I’m looking forward to more time for writing, reading, travelling, playing, creating. I’m looking forward to having complete power over my choices. Finding more meaning. Trying new things. Get this, I went stand up paddle boarding (SUP) last Sunday! So much better than being totally hung with a killer headache to boot.
I’m looking forward to getting to know myself better and love myself more.
That doesn’t sound too scary does it?
But hey, maybe you don’t feel the way I do right now and drunken shenanigans are still the highlight of your week or month? That’s totally sweet, I’m not here to tell you what to do and I ain’t coming from no place of judgment. Enjoy I say!

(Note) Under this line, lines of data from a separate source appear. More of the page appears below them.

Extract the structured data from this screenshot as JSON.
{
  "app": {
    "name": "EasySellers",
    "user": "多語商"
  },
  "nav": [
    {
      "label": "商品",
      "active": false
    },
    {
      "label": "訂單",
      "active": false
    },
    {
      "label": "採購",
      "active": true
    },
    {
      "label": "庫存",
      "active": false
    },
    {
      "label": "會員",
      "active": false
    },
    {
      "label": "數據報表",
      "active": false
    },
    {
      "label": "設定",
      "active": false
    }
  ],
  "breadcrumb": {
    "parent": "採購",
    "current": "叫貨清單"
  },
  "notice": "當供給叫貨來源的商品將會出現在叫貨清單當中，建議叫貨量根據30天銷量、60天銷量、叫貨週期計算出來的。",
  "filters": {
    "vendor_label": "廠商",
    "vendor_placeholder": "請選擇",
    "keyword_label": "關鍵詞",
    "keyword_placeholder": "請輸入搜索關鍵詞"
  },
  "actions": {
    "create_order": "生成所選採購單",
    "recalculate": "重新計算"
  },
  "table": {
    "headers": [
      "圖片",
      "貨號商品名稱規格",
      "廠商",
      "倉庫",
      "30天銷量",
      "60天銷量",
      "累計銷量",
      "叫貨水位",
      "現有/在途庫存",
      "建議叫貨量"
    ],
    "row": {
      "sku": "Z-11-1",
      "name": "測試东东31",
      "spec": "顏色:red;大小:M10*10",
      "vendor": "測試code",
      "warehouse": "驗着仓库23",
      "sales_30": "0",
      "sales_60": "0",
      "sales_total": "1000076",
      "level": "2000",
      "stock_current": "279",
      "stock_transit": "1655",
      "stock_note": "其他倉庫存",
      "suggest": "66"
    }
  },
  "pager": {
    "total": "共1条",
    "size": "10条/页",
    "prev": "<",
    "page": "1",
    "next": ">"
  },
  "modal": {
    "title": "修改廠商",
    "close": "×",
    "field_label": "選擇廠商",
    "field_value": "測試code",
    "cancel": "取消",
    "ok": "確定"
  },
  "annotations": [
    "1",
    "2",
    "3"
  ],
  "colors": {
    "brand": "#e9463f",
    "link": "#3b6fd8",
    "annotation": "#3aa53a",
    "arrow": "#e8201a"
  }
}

But maybe you have considered what it would be like if the distraction of alcohol wasn’t confining you to the pub on Saturdays and the couch with KFC on Sundays.
Maybe you have even begun to imagine the life you could create for yourself.
Imagine being comfortable enough with yourself and your life that you didn’t need to get drunk to relax or have fun, to be yourself, to connect, to live and to love. Imagine finding that there is so much more potential for all of these things, without booze.
That’s what I am excited about. Still a little scared, yes. But mainly crazy, mega, beautifully excited.
So here it is folks. I’m ready.
I will never get drunk or take drugs again. No more energy drinks, shots, sculling or hangovers. I’m done with the guilt, the regrets, the anxiety, the partying, the come downs, the waste and the bullshit.
Hell, give me a couple of cold beers on a hot and sunny afternoon, a wine with cheese and catch-up chats or a whiskey with my sis, but I’m done with the rest.
Well and truly.